    In the mid-1970s, I did a job for for Frederick Snow and Partners, who were proposing a massive tidal-power station in the Severn Estuary with an Airport on top. They briefed ,me on the project and part of the project was to develop, the Great Western Main Line to get people to the Airport.

    I seem to remember something about 140 mph running between Paddington and the Airport.

    But given the heritage of the Hitachi trains, I suspect they are capable of being developed for more. Is Hitachi proposing a high speed example for the Class Compatible trains for HS2?

    Comment by AnonW | December 20, 2020 | Reply

  3. would they even need the diesel engines, which must add quiet a bit of weight to the trains?

    Comment by cjkeene | December 20, 2020 | Reply

    • I think on a single battery, the range might be tight. But I think a train with two batteries and no diesels might handle it.

      There is also the point that GWR probably want as many of the trains as possible to have a standard configuration. as it will be easier to manage.

      At the moment Hitachi and GWR are only doing a test, so I suspect that it will prove what is possible and what isn’t!

      Comment by AnonW | December 20, 2020 | Reply


Leave a Reply

Fill in your details below or click an icon to log in:

WordPress.com Logo

You are commenting using your WordPress.com account. Log Out /  Change )

Google photo

You are commenting using your Google account. Log Out /  Change )

Twitter picture

You are commenting using your Twitter account. Log Out /  Change )

Facebook photo
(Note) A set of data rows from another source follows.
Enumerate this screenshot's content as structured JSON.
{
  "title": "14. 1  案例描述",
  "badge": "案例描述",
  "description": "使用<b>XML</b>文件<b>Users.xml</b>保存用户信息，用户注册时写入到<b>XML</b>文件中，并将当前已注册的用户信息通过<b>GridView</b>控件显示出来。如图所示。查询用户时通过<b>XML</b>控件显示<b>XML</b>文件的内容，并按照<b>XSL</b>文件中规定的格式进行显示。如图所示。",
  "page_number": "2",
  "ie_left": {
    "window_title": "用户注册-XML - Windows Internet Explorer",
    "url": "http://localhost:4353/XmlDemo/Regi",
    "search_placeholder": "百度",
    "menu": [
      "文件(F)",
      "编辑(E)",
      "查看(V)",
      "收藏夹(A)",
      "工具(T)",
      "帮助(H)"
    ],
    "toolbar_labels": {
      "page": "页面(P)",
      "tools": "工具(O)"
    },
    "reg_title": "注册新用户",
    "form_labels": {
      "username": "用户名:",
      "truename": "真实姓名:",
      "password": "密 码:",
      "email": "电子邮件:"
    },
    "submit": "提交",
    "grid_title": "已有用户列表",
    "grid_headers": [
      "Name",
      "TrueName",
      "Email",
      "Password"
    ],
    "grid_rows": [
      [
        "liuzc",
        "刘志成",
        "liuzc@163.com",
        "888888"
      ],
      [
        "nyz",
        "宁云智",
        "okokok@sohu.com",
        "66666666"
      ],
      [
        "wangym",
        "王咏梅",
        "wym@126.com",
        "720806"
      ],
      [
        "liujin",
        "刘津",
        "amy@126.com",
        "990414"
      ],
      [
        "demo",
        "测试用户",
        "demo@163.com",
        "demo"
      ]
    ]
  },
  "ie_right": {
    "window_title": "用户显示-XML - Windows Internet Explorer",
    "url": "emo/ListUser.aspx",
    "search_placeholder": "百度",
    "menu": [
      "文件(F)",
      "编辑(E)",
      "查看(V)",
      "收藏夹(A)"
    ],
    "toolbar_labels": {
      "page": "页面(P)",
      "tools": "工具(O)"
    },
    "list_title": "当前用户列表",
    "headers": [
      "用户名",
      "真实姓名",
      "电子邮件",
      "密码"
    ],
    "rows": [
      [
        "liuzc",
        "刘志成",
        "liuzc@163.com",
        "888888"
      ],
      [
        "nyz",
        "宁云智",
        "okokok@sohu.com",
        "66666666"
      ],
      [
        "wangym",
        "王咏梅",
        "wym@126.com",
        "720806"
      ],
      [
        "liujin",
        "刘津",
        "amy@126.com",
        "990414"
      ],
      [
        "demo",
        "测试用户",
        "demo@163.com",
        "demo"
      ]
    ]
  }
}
You are commenting using your Facebook account. Log Out /  Change )

Connecting to %s

This site uses Akismet to reduce spam. Learn how your comment data is processed.